Are Your Bylaws 2020 Compliant?

Q. How do I amend our bylaws to include new policy or make sure our bylaws match our current practice?

Your bylaws should have amendment procedures. Most associations amend bylaws by noticing the change in the call for the board of directors meeting and requiring approval by a majority vote of the members present and qualified to vote at any meeting with a quorum.

Some associations’ amendment procedures provide for automatic amendments to the bylaws for changes to mandatory NAR policies, such as the recently passed change to the Code of Ethics, and others provide for adoption of changes to mandatory National Association of REALTORS® policies with director approval. You’ll need to follow your procedures as written to properly make any changes to any bylaw provision (including changing the amendment procedure).

You have discretion to adopt the amendment procedure that works best for your association, unless state law has other requirements for amending the corporation’s bylaws. For example, you can choose amendments by director vote, membership vote, or a hybrid of the membership and directors, and automatic amendments for mandatory policy changes.

Whatever procedure you choose, you should provide for advance distribution of the amendments in the call for the meeting. The amount of advance notice required for bylaw amendments is a matter of local discretion, unless there are other state requirements. Any new amendment procedure adopted by the association must be reviewed with legal counsel to ensure consistency with state law.

Q. Do I need to recertify my bylaws with NAR after we make amendments?

Since 2018, NAR has been using a new, streamlined process for verification of bylaws compliance. There is no need to submit your bylaws for review by NAR staff, but you do need to fill out the online certification form to attest that your bylaws contain all NAR mandatory policies.

Because there is a change to mandatory policy in 2020, you’ll need to first update your policy and then submit the certification form. By now, you should have received an email from NAR staff advising that changes must be made to the mandatory bylaw provisions and requiring you to recertify that your bylaws contain the mandatory language including the update to the frequency of Code of Ethics training. Associations must complete the certification for continued insurance coverage.

You need only certify to NAR when there are changes to be made in your bylaws concerning the five mandatory provisions that NAR requires in all local association bylaws (Code of Ethics, professional standards and training, REALTOR® trademark, state and national membership, and dues). Revisions to your other bylaws, such as changes to director qualifications or how often directors meet, do not need to be reviewed or recertified by NAR staff. Comparatively, associations should revise the five mandatory provisions only after amendments are approved by the NAR Board of Directors and local associations are advised of the change, which ensures compliance with NAR policy and continued insurance coverage.

At the November 2019 NAR Board of Directors meeting, the board approved amendments to Professional Standards Policy Statement #48 (REALTORS® Code of Ethics Training) changing the frequency of Code of Ethics training from two-year cycles to three-year cycles with the current cycle now ending Dec. 31, 2021. 

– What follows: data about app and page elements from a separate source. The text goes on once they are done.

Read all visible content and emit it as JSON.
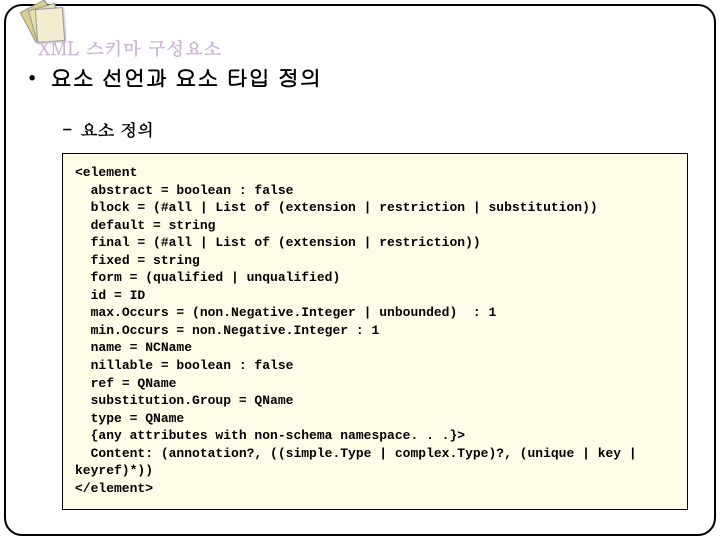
{
  "decor": {
    "faded_title": "XML 스키마 구성요소"
  },
  "bullet": {
    "marker": "•",
    "text": "요소 선언과 요소 타입 정의"
  },
  "sub": {
    "marker": "-",
    "text": "요소 정의"
  },
  "code": {
    "lines": [
      "<element",
      "  abstract = boolean : false",
      "  block = (#all | List of (extension | restriction | substitution))",
      "  default = string",
      "  final = (#all | List of (extension | restriction))",
      "  fixed = string",
      "  form = (qualified | unqualified)",
      "  id = ID",
      "  max.Occurs = (non.Negative.Integer | unbounded)  : 1",
      "  min.Occurs = non.Negative.Integer : 1",
      "  name = NCName",
      "  nillable = boolean : false",
      "  ref = QName",
      "  substitution.Group = QName",
      "  type = QName",
      "  {any attributes with non-schema namespace. . .}>",
      "  Content: (annotation?, ((simple.Type | complex.Type)?, (unique | key | keyref)*))",
      "</element>"
    ]
  }
}
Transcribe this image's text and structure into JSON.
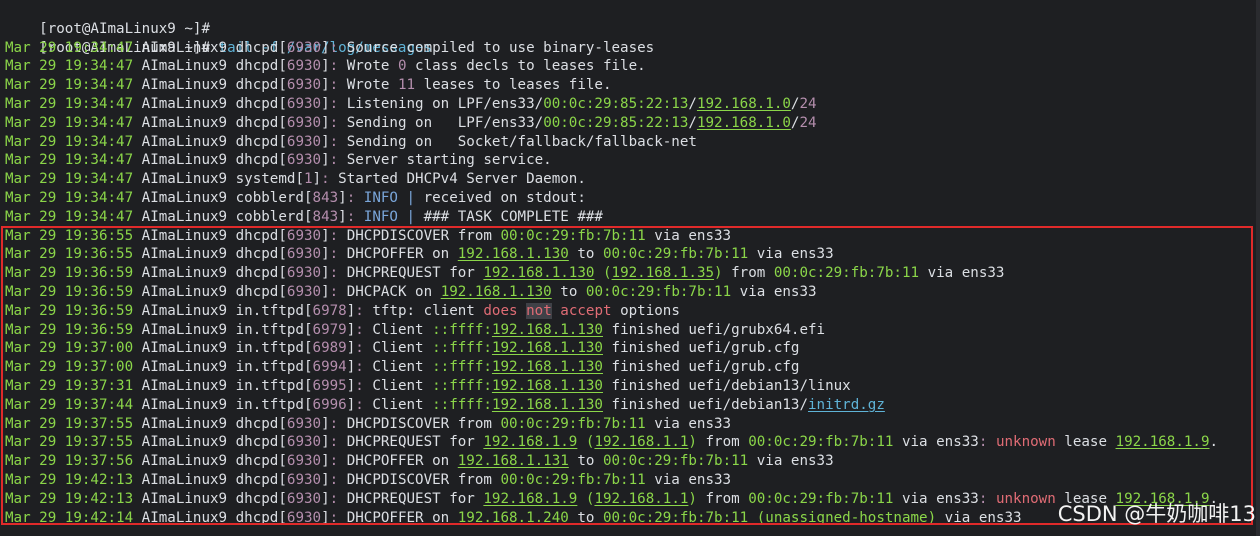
{
  "terminal": {
    "prompt1": "[root@AImaLinux9 ~]#",
    "prompt2": "[root@AImaLinux9 ~]#",
    "command": " tail -f /var/log/messages"
  },
  "log": [
    {
      "ts": "Mar 29 19:34:47",
      "host": "AImaLinux9",
      "proc": "dhcpd",
      "pid": "6930",
      "segs": [
        {
          "t": "Source compiled to use binary-leases",
          "c": "white"
        }
      ]
    },
    {
      "ts": "Mar 29 19:34:47",
      "host": "AImaLinux9",
      "proc": "dhcpd",
      "pid": "6930",
      "segs": [
        {
          "t": "Wrote ",
          "c": "white"
        },
        {
          "t": "0",
          "c": "violet"
        },
        {
          "t": " class decls to leases file.",
          "c": "white"
        }
      ]
    },
    {
      "ts": "Mar 29 19:34:47",
      "host": "AImaLinux9",
      "proc": "dhcpd",
      "pid": "6930",
      "segs": [
        {
          "t": "Wrote ",
          "c": "white"
        },
        {
          "t": "11",
          "c": "violet"
        },
        {
          "t": " leases to leases file.",
          "c": "white"
        }
      ]
    },
    {
      "ts": "Mar 29 19:34:47",
      "host": "AImaLinux9",
      "proc": "dhcpd",
      "pid": "6930",
      "segs": [
        {
          "t": "Listening on LPF/ens33/",
          "c": "white"
        },
        {
          "t": "00:0c:29:85:22:13",
          "c": "green"
        },
        {
          "t": "/",
          "c": "white"
        },
        {
          "t": "192.168.1.0",
          "c": "green",
          "u": true
        },
        {
          "t": "/",
          "c": "white"
        },
        {
          "t": "24",
          "c": "violet"
        }
      ]
    },
    {
      "ts": "Mar 29 19:34:47",
      "host": "AImaLinux9",
      "proc": "dhcpd",
      "pid": "6930",
      "segs": [
        {
          "t": "Sending on   LPF/ens33/",
          "c": "white"
        },
        {
          "t": "00:0c:29:85:22:13",
          "c": "green"
        },
        {
          "t": "/",
          "c": "white"
        },
        {
          "t": "192.168.1.0",
          "c": "green",
          "u": true
        },
        {
          "t": "/",
          "c": "white"
        },
        {
          "t": "24",
          "c": "violet"
        }
      ]
    },
    {
      "ts": "Mar 29 19:34:47",
      "host": "AImaLinux9",
      "proc": "dhcpd",
      "pid": "6930",
      "segs": [
        {
          "t": "Sending on   Socket/fallback/fallback-net",
          "c": "white"
        }
      ]
    },
    {
      "ts": "Mar 29 19:34:47",
      "host": "AImaLinux9",
      "proc": "dhcpd",
      "pid": "6930",
      "segs": [
        {
          "t": "Server starting service.",
          "c": "white"
        }
      ]
    },
    {
      "ts": "Mar 29 19:34:47",
      "host": "AImaLinux9",
      "proc": "systemd",
      "pid": "1",
      "segs": [
        {
          "t": "Started DHCPv4 Server Daemon.",
          "c": "white"
        }
      ]
    },
    {
      "ts": "Mar 29 19:34:47",
      "host": "AImaLinux9",
      "proc": "cobblerd",
      "pid": "843",
      "segs": [
        {
          "t": "INFO",
          "c": "blue"
        },
        {
          "t": " | ",
          "c": "blue"
        },
        {
          "t": "received on stdout:",
          "c": "white"
        }
      ]
    },
    {
      "ts": "Mar 29 19:34:47",
      "host": "AImaLinux9",
      "proc": "cobblerd",
      "pid": "843",
      "segs": [
        {
          "t": "INFO",
          "c": "blue"
        },
        {
          "t": " | ",
          "c": "blue"
        },
        {
          "t": "### TASK COMPLETE ###",
          "c": "white"
        }
      ]
    },
    {
      "ts": "Mar 29 19:36:55",
      "host": "AImaLinux9",
      "proc": "dhcpd",
      "pid": "6930",
      "segs": [
        {
          "t": "DHCPDISCOVER from ",
          "c": "white"
        },
        {
          "t": "00:0c:29:fb:7b:11",
          "c": "green"
        },
        {
          "t": " via ens33",
          "c": "white"
        }
      ]
    },
    {
      "ts": "Mar 29 19:36:55",
      "host": "AImaLinux9",
      "proc": "dhcpd",
      "pid": "6930",
      "segs": [
        {
          "t": "DHCPOFFER on ",
          "c": "white"
        },
        {
          "t": "192.168.1.130",
          "c": "green",
          "u": true
        },
        {
          "t": " to ",
          "c": "white"
        },
        {
          "t": "00:0c:29:fb:7b:11",
          "c": "green"
        },
        {
          "t": " via ens33",
          "c": "white"
        }
      ]
    },
    {
      "ts": "Mar 29 19:36:59",
      "host": "AImaLinux9",
      "proc": "dhcpd",
      "pid": "6930",
      "segs": [
        {
          "t": "DHCPREQUEST for ",
          "c": "white"
        },
        {
          "t": "192.168.1.130",
          "c": "green",
          "u": true
        },
        {
          "t": " (",
          "c": "green"
        },
        {
          "t": "192.168.1.35",
          "c": "green",
          "u": true
        },
        {
          "t": ")",
          "c": "green"
        },
        {
          "t": " from ",
          "c": "white"
        },
        {
          "t": "00:0c:29:fb:7b:11",
          "c": "green"
        },
        {
          "t": " via ens33",
          "c": "white"
        }
      ]
    },
    {
      "ts": "Mar 29 19:36:59",
      "host": "AImaLinux9",
      "proc": "dhcpd",
      "pid": "6930",
      "segs": [
        {
          "t": "DHCPACK on ",
          "c": "white"
        },
        {
          "t": "192.168.1.130",
          "c": "green",
          "u": true
        },
        {
          "t": " to ",
          "c": "white"
        },
        {
          "t": "00:0c:29:fb:7b:11",
          "c": "green"
        },
        {
          "t": " via ens33",
          "c": "white"
        }
      ]
    },
    {
      "ts": "Mar 29 19:36:59",
      "host": "AImaLinux9",
      "proc": "in.tftpd",
      "pid": "6978",
      "segs": [
        {
          "t": "tftp: client ",
          "c": "white"
        },
        {
          "t": "does",
          "c": "red"
        },
        {
          "t": " ",
          "c": "white"
        },
        {
          "t": "not",
          "c": "red",
          "hl": true
        },
        {
          "t": " ",
          "c": "white"
        },
        {
          "t": "accept",
          "c": "red"
        },
        {
          "t": " options",
          "c": "white"
        }
      ]
    },
    {
      "ts": "Mar 29 19:36:59",
      "host": "AImaLinux9",
      "proc": "in.tftpd",
      "pid": "6979",
      "segs": [
        {
          "t": "Client ",
          "c": "white"
        },
        {
          "t": "::ffff:",
          "c": "green"
        },
        {
          "t": "192.168.1.130",
          "c": "green",
          "u": true
        },
        {
          "t": " finished uefi/grubx64.efi",
          "c": "white"
        }
      ]
    },
    {
      "ts": "Mar 29 19:37:00",
      "host": "AImaLinux9",
      "proc": "in.tftpd",
      "pid": "6989",
      "segs": [
        {
          "t": "Client ",
          "c": "white"
        },
        {
          "t": "::ffff:",
          "c": "green"
        },
        {
          "t": "192.168.1.130",
          "c": "green",
          "u": true
        },
        {
          "t": " finished uefi/grub.cfg",
          "c": "white"
        }
      ]
    },
    {
      "ts": "Mar 29 19:37:00",
      "host": "AImaLinux9",
      "proc": "in.tftpd",
      "pid": "6994",
      "segs": [
        {
          "t": "Client ",
          "c": "white"
        },
        {
          "t": "::ffff:",
          "c": "green"
        },
        {
          "t": "192.168.1.130",
          "c": "green",
          "u": true
        },
        {
          "t": " finished uefi/grub.cfg",
          "c": "white"
        }
      ]
    },
    {
      "ts": "Mar 29 19:37:31",
      "host": "AImaLinux9",
      "proc": "in.tftpd",
      "pid": "6995",
      "segs": [
        {
          "t": "Client ",
          "c": "white"
        },
        {
          "t": "::ffff:",
          "c": "green"
        },
        {
          "t": "192.168.1.130",
          "c": "green",
          "u": true
        },
        {
          "t": " finished uefi/debian13/linux",
          "c": "white"
        }
      ]
    },
    {
      "ts": "Mar 29 19:37:44",
      "host": "AImaLinux9",
      "proc": "in.tftpd",
      "pid": "6996",
      "segs": [
        {
          "t": "Client ",
          "c": "white"
        },
        {
          "t": "::ffff:",
          "c": "green"
        },
        {
          "t": "192.168.1.130",
          "c": "green",
          "u": true
        },
        {
          "t": " finished uefi/debian13/",
          "c": "white"
        },
        {
          "t": "initrd.gz",
          "c": "cyan",
          "u": true
        }
      ]
    },
    {
      "ts": "Mar 29 19:37:55",
      "host": "AImaLinux9",
      "proc": "dhcpd",
      "pid": "6930",
      "segs": [
        {
          "t": "DHCPDISCOVER from ",
          "c": "white"
        },
        {
          "t": "00:0c:29:fb:7b:11",
          "c": "green"
        },
        {
          "t": " via ens33",
          "c": "white"
        }
      ]
    },
    {
      "ts": "Mar 29 19:37:55",
      "host": "AImaLinux9",
      "proc": "dhcpd",
      "pid": "6930",
      "segs": [
        {
          "t": "DHCPREQUEST for ",
          "c": "white"
        },
        {
          "t": "192.168.1.9",
          "c": "green",
          "u": true
        },
        {
          "t": " (",
          "c": "green"
        },
        {
          "t": "192.168.1.1",
          "c": "green",
          "u": true
        },
        {
          "t": ")",
          "c": "green"
        },
        {
          "t": " from ",
          "c": "white"
        },
        {
          "t": "00:0c:29:fb:7b:11",
          "c": "green"
        },
        {
          "t": " via ens33",
          "c": "white"
        },
        {
          "t": ": ",
          "c": "violet"
        },
        {
          "t": "unknown",
          "c": "red"
        },
        {
          "t": " lease ",
          "c": "white"
        },
        {
          "t": "192.168.1.9",
          "c": "green",
          "u": true
        },
        {
          "t": ".",
          "c": "white"
        }
      ]
    },
    {
      "ts": "Mar 29 19:37:56",
      "host": "AImaLinux9",
      "proc": "dhcpd",
      "pid": "6930",
      "segs": [
        {
          "t": "DHCPOFFER on ",
          "c": "white"
        },
        {
          "t": "192.168.1.131",
          "c": "green",
          "u": true
        },
        {
          "t": " to ",
          "c": "white"
        },
        {
          "t": "00:0c:29:fb:7b:11",
          "c": "green"
        },
        {
          "t": " via ens33",
          "c": "white"
        }
      ]
    },
    {
      "ts": "Mar 29 19:42:13",
      "host": "AImaLinux9",
      "proc": "dhcpd",
      "pid": "6930",
      "segs": [
        {
          "t": "DHCPDISCOVER from ",
          "c": "white"
        },
        {
          "t": "00:0c:29:fb:7b:11",
          "c": "green"
        },
        {
          "t": " via ens33",
          "c": "white"
        }
      ]
    },
    {
      "ts": "Mar 29 19:42:13",
      "host": "AImaLinux9",
      "proc": "dhcpd",
      "pid": "6930",
      "segs": [
        {
          "t": "DHCPREQUEST for ",
          "c": "white"
        },
        {
          "t": "192.168.1.9",
          "c": "green",
          "u": true
        },
        {
          "t": " (",
          "c": "green"
        },
        {
          "t": "192.168.1.1",
          "c": "green",
          "u": true
        },
        {
          "t": ")",
          "c": "green"
        },
        {
          "t": " from ",
          "c": "white"
        },
        {
          "t": "00:0c:29:fb:7b:11",
          "c": "green"
        },
        {
          "t": " via ens33",
          "c": "white"
        },
        {
          "t": ": ",
          "c": "violet"
        },
        {
          "t": "unknown",
          "c": "red"
        },
        {
          "t": " lease ",
          "c": "white"
        },
        {
          "t": "192.168.1.9",
          "c": "green",
          "u": true
        },
        {
          "t": ".",
          "c": "white"
        }
      ]
    },
    {
      "ts": "Mar 29 19:42:14",
      "host": "AImaLinux9",
      "proc": "dhcpd",
      "pid": "6930",
      "segs": [
        {
          "t": "DHCPOFFER on ",
          "c": "white"
        },
        {
          "t": "192.168.1.240",
          "c": "green",
          "u": true
        },
        {
          "t": " to ",
          "c": "white"
        },
        {
          "t": "00:0c:29:fb:7b:11",
          "c": "green"
        },
        {
          "t": " (unassigned-hostname)",
          "c": "green"
        },
        {
          "t": " via ens33",
          "c": "white"
        }
      ]
    }
  ],
  "watermark": "CSDN @牛奶咖啡13",
  "colors": {
    "background": "#1e1f22",
    "text": "#dcdfe4",
    "timestamp": "#8bd649",
    "number": "#b48ead",
    "info": "#7aa6da",
    "error": "#e06c75",
    "link": "#5fb3d7",
    "highlight_border": "#e02a2a"
  }
}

Q. Is adopting a new MLS policy the same procedure as ­adopting a new association policy?

In November, the NAR’s Board of Directors passed the MLS Policy Statement 8.0, also called the Clear Cooperation Policy. This policy must be adopted by all REALTOR® association-owned MLSs. The revision procedure for MLS rules and regulations depends on whether the MLS is operated as a committee of the association or as a wholly owned subsidiary of one or more REALTOR® associations. The specific procedure for amending the MLS rules and regulations is generally found in the local MLS rules and regulations.

If your MLS is operated as a committee of your association, then your MLS rules and regulations mostly likely require the MLS committee or MLS participants to approve any amendments to the MLS rules and regulations, which are then approved by your association’s board.

If your MLS is wholly owned by one or more REALTOR® associations, then your MLS rules and regulations most likely call for the MLS board to approve amendments or additions subject to final approval by the shareholder associations’ board. Associations and MLSs have discretion to adopt the amendment procedures for MLS rules and regulations that work best for them.

All changes to NAR Multiple Listing Policy become effective Jan. 1 of the year following their approval by the NAR Board of Directors. Unless specifically provided otherwise by the board, associations and MLSs have 60 days from the effective date of new or amended policies to adopt them locally. For the new Clear Cooperation Policy, local implementation is required by May 1, 2020.

Notice: The information on this page may not be current. The archive is a collection of content previously published on one or more NAR web properties. Archive pages are not updated and may no longer be accurate. Users must independently verify the accuracy and currency of the information found here. The National Association of REALTORS® disclaims all liability for any loss or injury resulting from the use of the information or data found on this page.